+++ Given entries +++
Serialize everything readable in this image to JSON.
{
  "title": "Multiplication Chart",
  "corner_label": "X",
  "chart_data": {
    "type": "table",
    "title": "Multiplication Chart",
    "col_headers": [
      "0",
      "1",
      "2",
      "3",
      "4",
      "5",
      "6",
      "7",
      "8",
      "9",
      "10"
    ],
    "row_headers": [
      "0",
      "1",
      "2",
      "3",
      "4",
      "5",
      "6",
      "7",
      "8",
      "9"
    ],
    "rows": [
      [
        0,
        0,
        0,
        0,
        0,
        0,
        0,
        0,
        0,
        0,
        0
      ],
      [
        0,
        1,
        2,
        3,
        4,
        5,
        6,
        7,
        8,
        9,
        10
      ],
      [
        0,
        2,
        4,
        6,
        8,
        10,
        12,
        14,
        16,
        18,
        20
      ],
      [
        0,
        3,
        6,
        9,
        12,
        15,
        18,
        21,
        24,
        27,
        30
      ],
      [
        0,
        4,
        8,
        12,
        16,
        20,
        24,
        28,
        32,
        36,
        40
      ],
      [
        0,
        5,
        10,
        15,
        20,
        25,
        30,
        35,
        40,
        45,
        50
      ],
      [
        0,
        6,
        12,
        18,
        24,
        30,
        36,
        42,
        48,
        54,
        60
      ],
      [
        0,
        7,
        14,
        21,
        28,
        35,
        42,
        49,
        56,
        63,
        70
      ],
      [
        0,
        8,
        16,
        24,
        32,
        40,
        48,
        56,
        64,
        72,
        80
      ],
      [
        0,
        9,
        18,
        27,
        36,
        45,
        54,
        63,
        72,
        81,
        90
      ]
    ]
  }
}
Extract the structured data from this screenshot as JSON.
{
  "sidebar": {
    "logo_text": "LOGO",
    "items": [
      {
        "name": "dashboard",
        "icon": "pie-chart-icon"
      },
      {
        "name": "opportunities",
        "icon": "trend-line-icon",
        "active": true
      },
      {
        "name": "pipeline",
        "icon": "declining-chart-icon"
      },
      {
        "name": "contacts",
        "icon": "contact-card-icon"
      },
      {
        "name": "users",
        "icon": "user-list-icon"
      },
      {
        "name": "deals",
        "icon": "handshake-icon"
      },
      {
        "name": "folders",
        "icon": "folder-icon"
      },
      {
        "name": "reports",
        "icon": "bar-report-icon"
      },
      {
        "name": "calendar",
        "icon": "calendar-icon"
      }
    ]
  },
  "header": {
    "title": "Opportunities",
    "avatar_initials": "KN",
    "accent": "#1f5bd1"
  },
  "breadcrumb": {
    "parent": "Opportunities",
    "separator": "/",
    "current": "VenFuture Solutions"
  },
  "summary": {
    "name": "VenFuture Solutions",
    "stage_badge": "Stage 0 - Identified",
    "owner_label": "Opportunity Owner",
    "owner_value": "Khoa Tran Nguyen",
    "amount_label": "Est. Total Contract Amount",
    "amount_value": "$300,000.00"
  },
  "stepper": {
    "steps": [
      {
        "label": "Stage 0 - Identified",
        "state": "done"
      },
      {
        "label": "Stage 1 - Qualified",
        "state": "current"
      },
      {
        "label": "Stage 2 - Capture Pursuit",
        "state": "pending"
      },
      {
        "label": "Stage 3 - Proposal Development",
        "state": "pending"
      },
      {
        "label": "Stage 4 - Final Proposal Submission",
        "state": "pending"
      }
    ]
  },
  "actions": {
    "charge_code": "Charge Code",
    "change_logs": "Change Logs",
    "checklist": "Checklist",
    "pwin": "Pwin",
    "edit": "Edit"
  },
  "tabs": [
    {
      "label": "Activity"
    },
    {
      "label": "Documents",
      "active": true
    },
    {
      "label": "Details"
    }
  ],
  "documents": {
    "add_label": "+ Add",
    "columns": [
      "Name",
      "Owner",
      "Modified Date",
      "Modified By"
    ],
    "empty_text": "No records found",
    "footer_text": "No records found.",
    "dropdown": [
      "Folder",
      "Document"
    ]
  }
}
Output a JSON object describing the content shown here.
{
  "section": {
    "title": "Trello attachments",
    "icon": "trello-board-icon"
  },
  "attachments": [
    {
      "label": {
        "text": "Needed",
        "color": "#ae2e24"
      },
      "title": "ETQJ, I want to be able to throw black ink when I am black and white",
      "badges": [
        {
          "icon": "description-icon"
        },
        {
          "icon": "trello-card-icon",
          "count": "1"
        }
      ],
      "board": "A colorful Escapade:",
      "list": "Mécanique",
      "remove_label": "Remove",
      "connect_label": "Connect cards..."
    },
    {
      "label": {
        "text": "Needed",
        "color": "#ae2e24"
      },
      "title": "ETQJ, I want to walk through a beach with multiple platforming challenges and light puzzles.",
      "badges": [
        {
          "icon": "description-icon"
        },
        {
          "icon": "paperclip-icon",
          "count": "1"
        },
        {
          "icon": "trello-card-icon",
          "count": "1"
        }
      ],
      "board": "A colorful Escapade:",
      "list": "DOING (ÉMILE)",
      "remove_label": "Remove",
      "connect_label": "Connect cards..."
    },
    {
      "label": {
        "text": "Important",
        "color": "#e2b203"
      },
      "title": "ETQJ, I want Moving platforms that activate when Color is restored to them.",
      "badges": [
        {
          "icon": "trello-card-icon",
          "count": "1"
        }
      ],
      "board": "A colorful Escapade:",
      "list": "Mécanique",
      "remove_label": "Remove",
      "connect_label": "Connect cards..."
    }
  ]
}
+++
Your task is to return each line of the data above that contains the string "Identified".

• **Answer for this exercise**:
    "stage_badge": "Stage 0 - Identified",
        "label": "Stage 0 - Identified",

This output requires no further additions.